• _Try it_: Filter out every line below that lacks "Attivo", and copy the rest.

__________________________________________________

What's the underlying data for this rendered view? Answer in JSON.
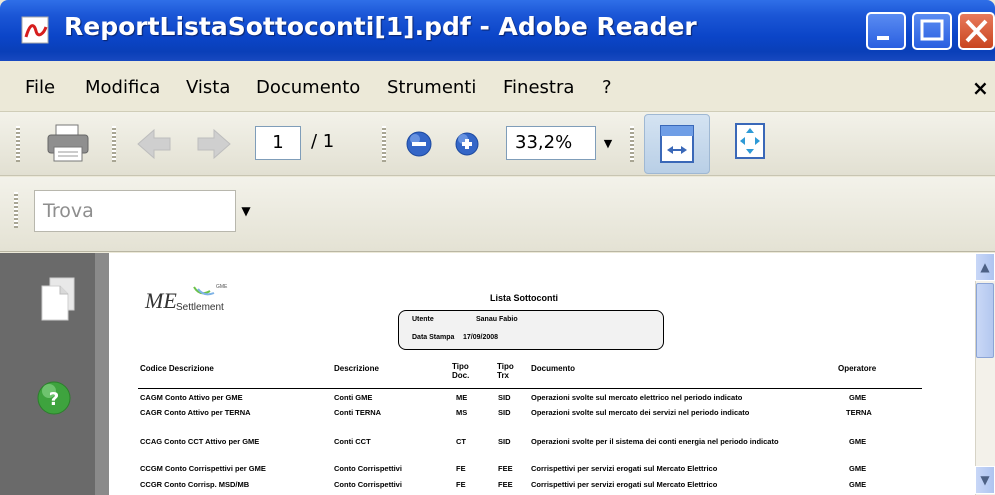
{
  "window": {
    "title": "ReportListaSottoconti[1].pdf - Adobe Reader",
    "accent": "#0b45c8"
  },
  "menu": {
    "items": [
      "File",
      "Modifica",
      "Vista",
      "Documento",
      "Strumenti",
      "Finestra",
      "?"
    ],
    "close_glyph": "×"
  },
  "toolbar": {
    "page_current": "1",
    "page_total": "/ 1",
    "zoom": "33,2%",
    "icons": [
      "print-icon",
      "previous-page-icon",
      "next-page-icon",
      "zoom-out-icon",
      "zoom-in-icon",
      "fit-width-icon",
      "fit-page-icon"
    ]
  },
  "find": {
    "placeholder": "Trova"
  },
  "document": {
    "logo": {
      "main": "ME",
      "sub": "Settlement",
      "tag": "GME"
    },
    "title": "Lista Sottoconti",
    "meta": {
      "user_label": "Utente",
      "user_value": "Sanau Fabio",
      "date_label": "Data Stampa",
      "date_value": "17/09/2008"
    },
    "columns": {
      "codice": "Codice Descrizione",
      "descrizione": "Descrizione",
      "tipo_doc": "Tipo Doc.",
      "tipo_trx": "Tipo Trx",
      "documento": "Documento",
      "operatore": "Operatore"
    },
    "rows": [
      {
        "codice": "CAGM Conto Attivo per GME",
        "descrizione": "Conti GME",
        "tipo_doc": "ME",
        "tipo_trx": "SID",
        "documento": "Operazioni svolte sul mercato elettrico nel periodo indicato",
        "operatore": "GME"
      },
      {
        "codice": "CAGR Conto Attivo per TERNA",
        "descrizione": "Conti TERNA",
        "tipo_doc": "MS",
        "tipo_trx": "SID",
        "documento": "Operazioni svolte sul mercato dei servizi nel periodo indicato",
        "operatore": "TERNA"
      },
      {
        "codice": "CCAG Conto CCT Attivo per GME",
        "descrizione": "Conti CCT",
        "tipo_doc": "CT",
        "tipo_trx": "SID",
        "documento": "Operazioni svolte per il sistema dei conti energia nel periodo indicato",
        "operatore": "GME"
      },
      {
        "codice": "CCGM Conto Corrispettivi per GME",
        "descrizione": "Conto Corrispettivi",
        "tipo_doc": "FE",
        "tipo_trx": "FEE",
        "documento": "Corrispettivi per servizi erogati sul Mercato Elettrico",
        "operatore": "GME"
      },
      {
        "codice": "CCGR Conto Corrisp. MSD/MB",
        "descrizione": "Conto Corrispettivi",
        "tipo_doc": "FE",
        "tipo_trx": "FEE",
        "documento": "Corrispettivi per servizi erogati sul Mercato Elettrico",
        "operatore": "GME"
      }
    ]
  }
}
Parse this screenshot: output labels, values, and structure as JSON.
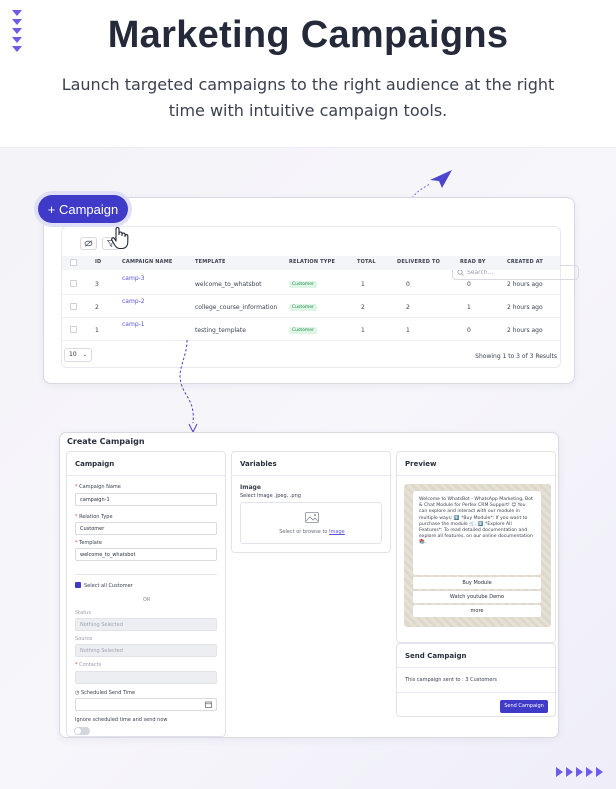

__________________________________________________

• _Written response_:
        "codice": "CAGM Conto Attivo per GME",
        "codice": "CAGR Conto Attivo per TERNA",
        "codice": "CCAG Conto CCT Attivo per GME",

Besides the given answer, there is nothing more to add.